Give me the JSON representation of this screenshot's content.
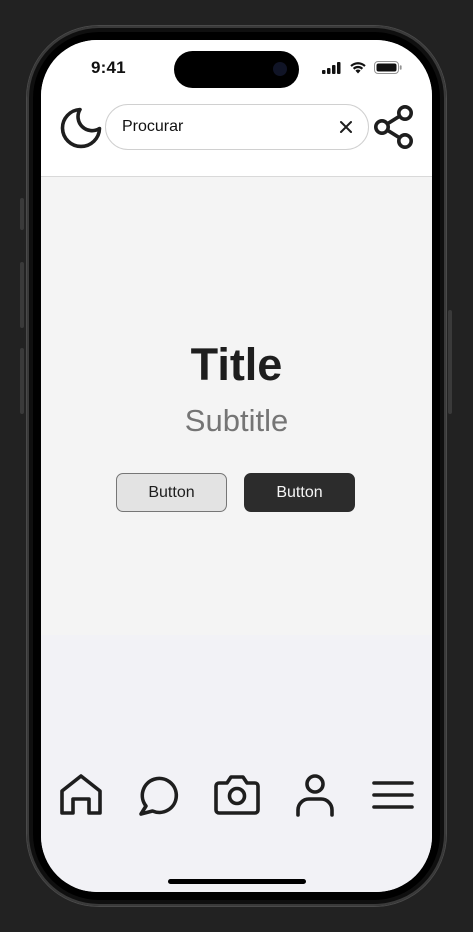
{
  "status_bar": {
    "time": "9:41",
    "icons": [
      "signal-icon",
      "wifi-icon",
      "battery-icon"
    ]
  },
  "header": {
    "theme_toggle_icon": "moon-icon",
    "search": {
      "value": "Procurar",
      "clear_icon": "close-icon"
    },
    "share_icon": "share-icon"
  },
  "main": {
    "title": "Title",
    "subtitle": "Subtitle",
    "secondary_button_label": "Button",
    "primary_button_label": "Button"
  },
  "bottom_nav": {
    "items": [
      {
        "icon": "home-icon"
      },
      {
        "icon": "chat-icon"
      },
      {
        "icon": "camera-icon"
      },
      {
        "icon": "user-icon"
      },
      {
        "icon": "menu-icon"
      }
    ]
  },
  "colors": {
    "device_background": "#222222",
    "header_background": "#ffffff",
    "content_background": "#f4f4f4",
    "nav_background": "#f2f2f6",
    "primary_button": "#2c2c2c",
    "secondary_button": "#e3e3e3",
    "title_text": "#1e1e1e",
    "subtitle_text": "#757575"
  }
}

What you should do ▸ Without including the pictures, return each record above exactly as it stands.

Task output ▸
Give me the JSON representation of this screenshot's content.
{
  "status_bar": {
    "time": "9:41",
    "icons": [
      "signal-icon",
      "wifi-icon",
      "battery-icon"
    ]
  },
  "header": {
    "theme_toggle_icon": "moon-icon",
    "search": {
      "value": "Procurar",
      "clear_icon": "close-icon"
    },
    "share_icon": "share-icon"
  },
  "main": {
    "title": "Title",
    "subtitle": "Subtitle",
    "secondary_button_label": "Button",
    "primary_button_label": "Button"
  },
  "bottom_nav": {
    "items": [
      {
        "icon": "home-icon"
      },
      {
        "icon": "chat-icon"
      },
      {
        "icon": "camera-icon"
      },
      {
        "icon": "user-icon"
      },
      {
        "icon": "menu-icon"
      }
    ]
  },
  "colors": {
    "device_background": "#222222",
    "header_background": "#ffffff",
    "content_background": "#f4f4f4",
    "nav_background": "#f2f2f6",
    "primary_button": "#2c2c2c",
    "secondary_button": "#e3e3e3",
    "title_text": "#1e1e1e",
    "subtitle_text": "#757575"
  }
}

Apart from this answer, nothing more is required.